It is important to seek medical advice before beginning any diet, particularly one that is restrictive, in order to ensure that it is the correct option. A physician or qualified dietician should be consulted.
Keeping carbs restricted might prevent getting needed tiny nutrients, so it’s essential to supplement diet with the right vitamins and minerals to keep away from lacking in any. It should be stressed that the majority of research on keto diets comprise of experiments with a limited timeframe; the implications of being on a keto diet for an extended period are still not fully understood.
And some experts are wary. Joel Nigg, Ph.D., author of Getting Ahead of ADHD: What Next-Generation Science Says about Treatments That Work—and How You Can Make Them Work for Your Child (#CommissionsEarned), asserts that there is evidence demonstrating the efficacy of ketogenic diets in reducing seizures, as well as hyperactivity in those afflicted with epilepsy. It has not been sufficiently studied how the ketogenic diet would affect those with ADHD who do not have epilepsy, so it cannot be recommended for that purpose.

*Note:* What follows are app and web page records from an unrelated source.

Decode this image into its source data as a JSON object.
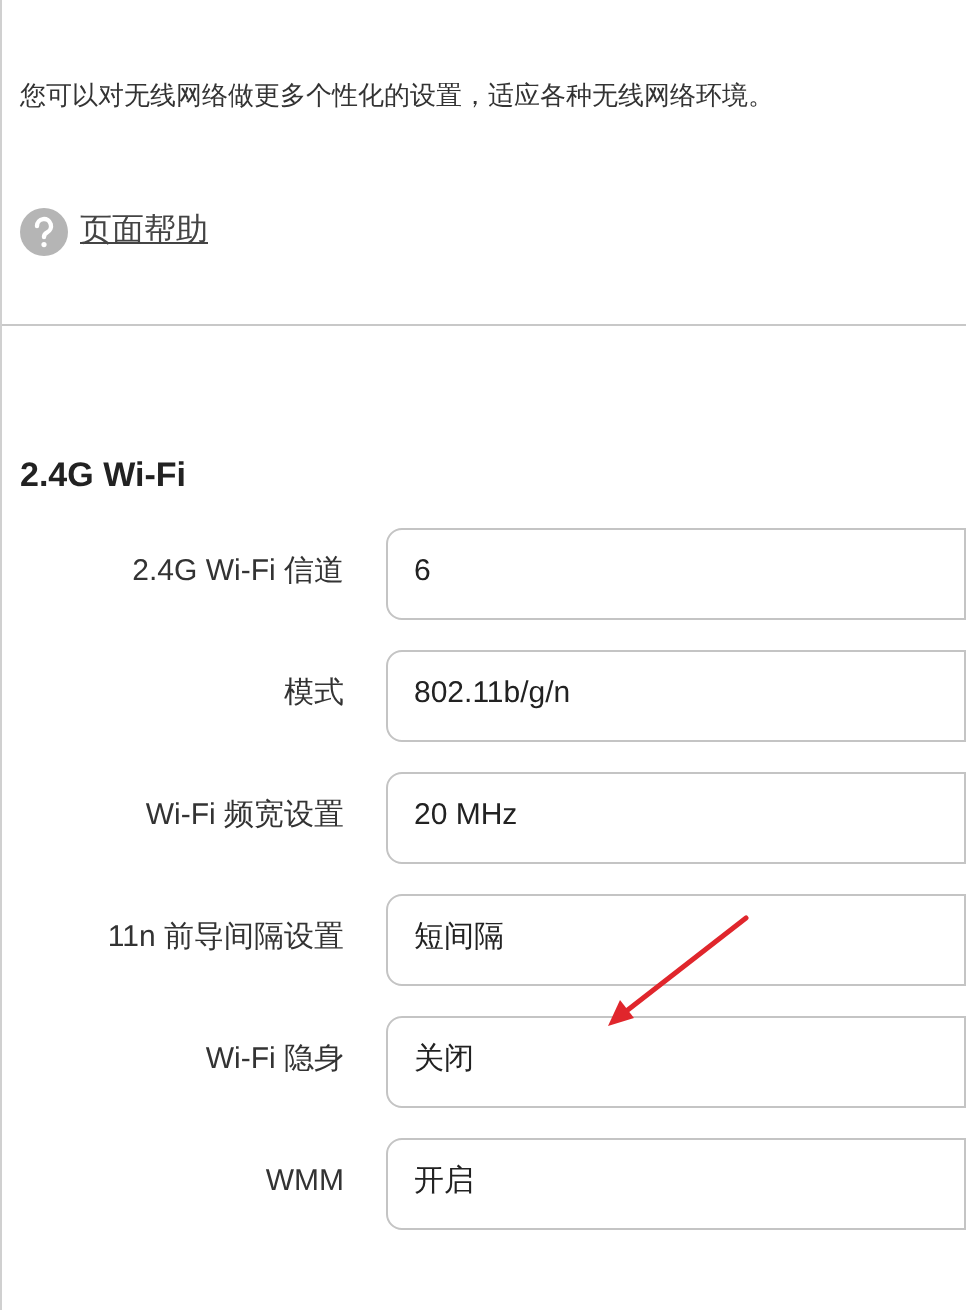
{
  "description": "您可以对无线网络做更多个性化的设置，适应各种无线网络环境。",
  "help_link": "页面帮助",
  "section": {
    "title": "2.4G Wi-Fi",
    "fields": [
      {
        "label": "2.4G Wi-Fi 信道",
        "value": "6"
      },
      {
        "label": "模式",
        "value": "802.11b/g/n"
      },
      {
        "label": "Wi-Fi 频宽设置",
        "value": "20 MHz"
      },
      {
        "label": "11n 前导间隔设置",
        "value": "短间隔"
      },
      {
        "label": "Wi-Fi 隐身",
        "value": "关闭"
      },
      {
        "label": "WMM",
        "value": "开启"
      }
    ]
  }
}
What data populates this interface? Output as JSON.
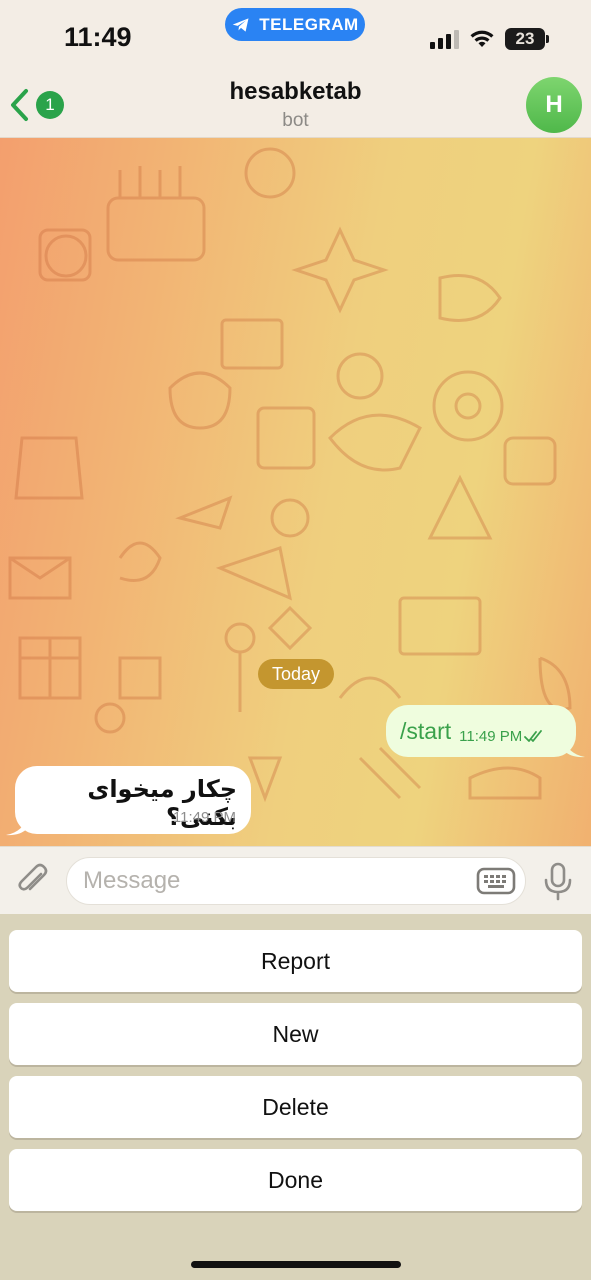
{
  "status_bar": {
    "time": "11:49",
    "app_pill": "TELEGRAM",
    "battery": "23"
  },
  "header": {
    "back_badge": "1",
    "title": "hesabketab",
    "subtitle": "bot",
    "avatar_letter": "H"
  },
  "chat": {
    "date_chip": "Today",
    "messages": [
      {
        "direction": "out",
        "text": "/start",
        "time": "11:49 PM",
        "status": "read"
      },
      {
        "direction": "in",
        "text": "چکار میخوای بکنی؟",
        "time": "11:49 PM"
      }
    ]
  },
  "composer": {
    "placeholder": "Message",
    "value": ""
  },
  "keyboard": {
    "buttons": [
      "Report",
      "New",
      "Delete",
      "Done"
    ]
  },
  "icons": {
    "back": "chevron-left-icon",
    "attach": "paperclip-icon",
    "keyboard": "keyboard-icon",
    "mic": "microphone-icon",
    "telegram": "telegram-plane-icon"
  },
  "colors": {
    "accent_green": "#2aa34a",
    "pill_blue": "#2a83f3",
    "date_chip": "#c4962f",
    "outgoing_bubble": "#effdde"
  }
}
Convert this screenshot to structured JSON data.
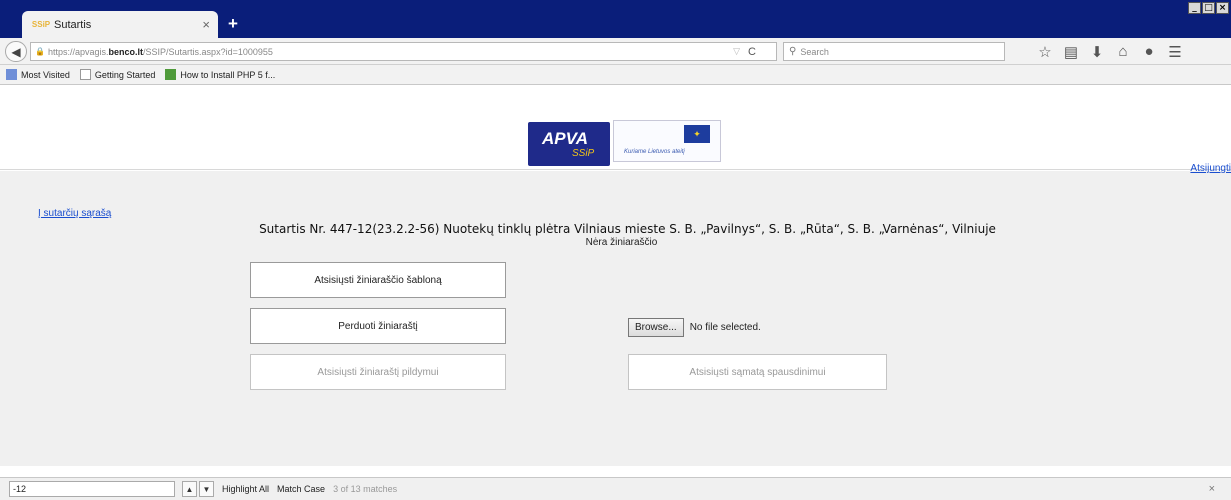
{
  "browser": {
    "tab_title": "Sutartis",
    "tab_favicon_text": "SSiP",
    "url_prefix": "https://apvagis.",
    "url_host": "benco.lt",
    "url_path": "/SSIP/Sutartis.aspx?id=1000955",
    "search_placeholder": "Search",
    "window_controls": [
      "_",
      "□",
      "×"
    ]
  },
  "bookmarks": [
    {
      "label": "Most Visited"
    },
    {
      "label": "Getting Started"
    },
    {
      "label": "How to Install PHP 5 f..."
    }
  ],
  "header": {
    "logo_apva_text": "APVA",
    "logo_apva_sub": "SSiP",
    "logo_eu_caption": "Kuriame Lietuvos ateitį"
  },
  "page": {
    "logout_label": "Atsijungti",
    "back_link_label": "Į sutarčių sąrašą",
    "contract_title": "Sutartis Nr. 447-12(23.2.2-56) Nuotekų tinklų plėtra Vilniaus mieste S. B. „Pavilnys“, S. B. „Rūta“, S. B. „Varnėnas“, Vilniuje",
    "no_sheet_text": "Nėra žiniaraščio",
    "buttons": {
      "download_template": "Atsisiųsti žiniaraščio šabloną",
      "submit_sheet": "Perduoti žiniaraštį",
      "download_fill": "Atsisiųsti žiniaraštį pildymui",
      "download_estimate": "Atsisiųsti sąmatą spausdinimui"
    },
    "file_input": {
      "browse_label": "Browse...",
      "status": "No file selected."
    }
  },
  "findbar": {
    "query": "-12",
    "highlight_all": "Highlight All",
    "match_case": "Match Case",
    "status": "3 of 13 matches"
  },
  "colors": {
    "titlebar": "#0a1e7a",
    "link": "#1a4ecf",
    "page_bg": "#f0f0f0"
  }
}
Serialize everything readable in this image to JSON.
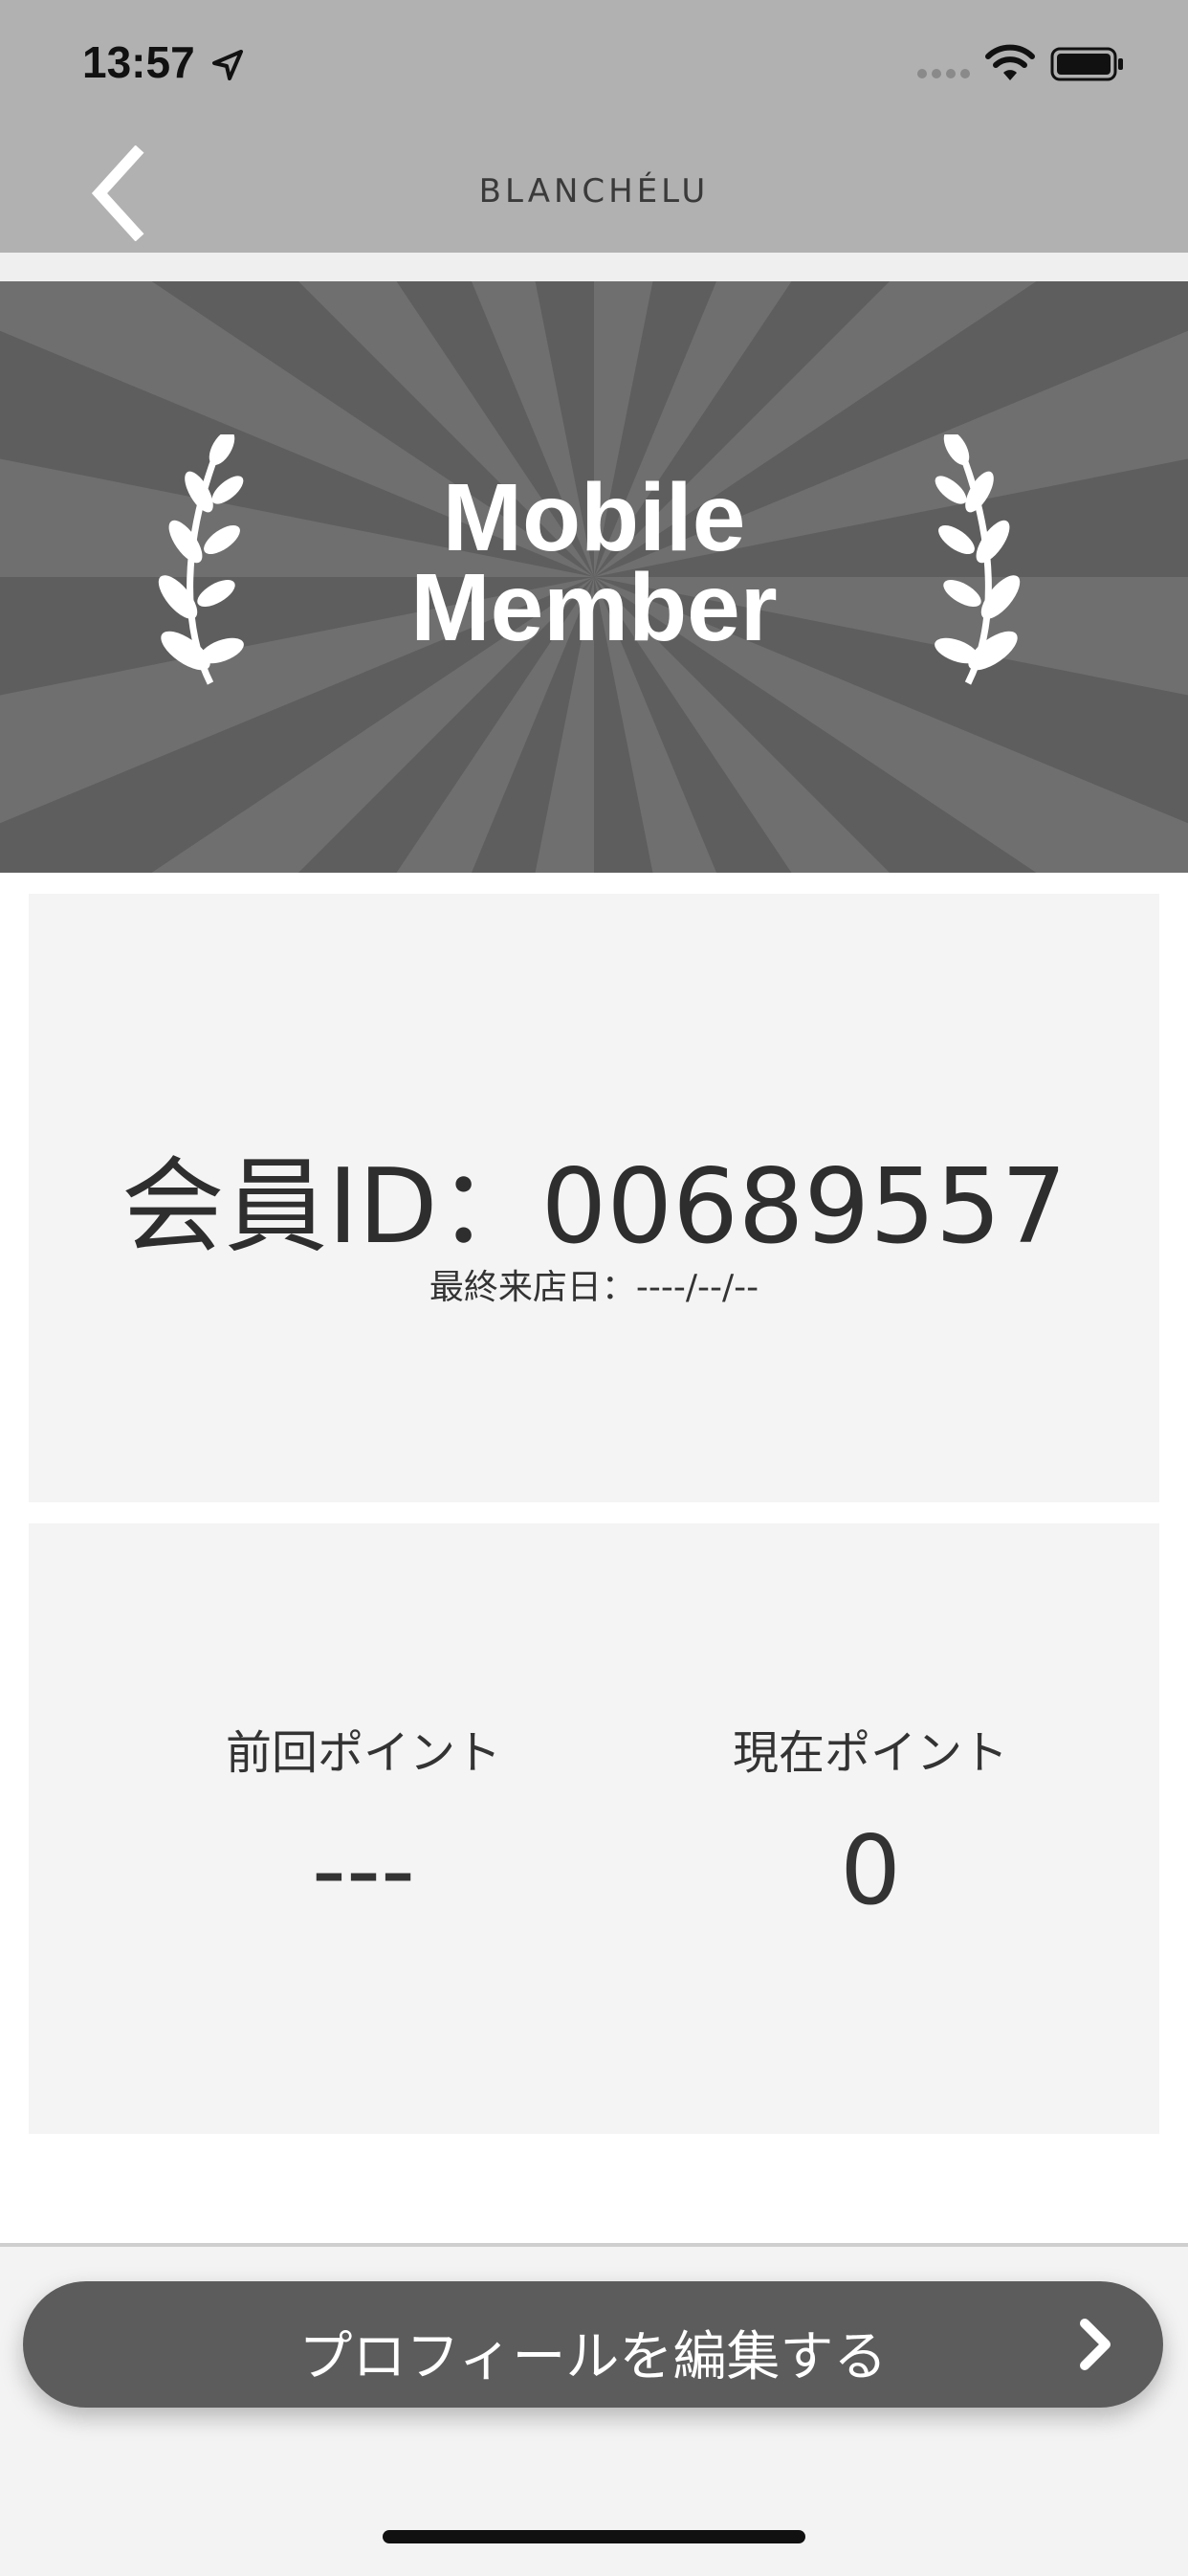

Registered dietitian Abby Langer, mother to a daughter who has both ADHD and anxiety, is concerned that some parents might put their children on a keto diet even though there is no proof that it might be beneficial for their ADHD. Langer states, “I find it very worrying when people make decisions to put their child on a diet.”
This is an extremely stringent dietary regimen which could negatively affect a kid’s development and well being if not done right. It can create poor dietary habits in children that could eventually become disordered eating patterns.
Langer is opposed to calling foods either positive or negative. Langer stresses that it is not a good practice to make healthy foods forbidden for a child unless there is a valid rationale for avoidance. “I don’t think ADHD qualifies as this.”
Everyone afflicted with ADHD is different; for some people, more moderate approaches may be helpful in managing signs.
Individuals with ADHD may opt to supplement with omega-3 fatty acids (fish oil or algae supplements), consume fewer preprocessed and packaged foods with food additives, or seek advice from a dietician regarding a hypoallergenic or limitation diet, Nigg states. There is some evidence suggesting that certain dietary interventions may assist some individuals with ADHD.
He strongly advises that any restriction diet should be done under the oversight of a dietician or doctor so that optimal nutrition is maintained, particularly in young children, and may also necessitate psychological guidance as these diets are demanding to put into practice.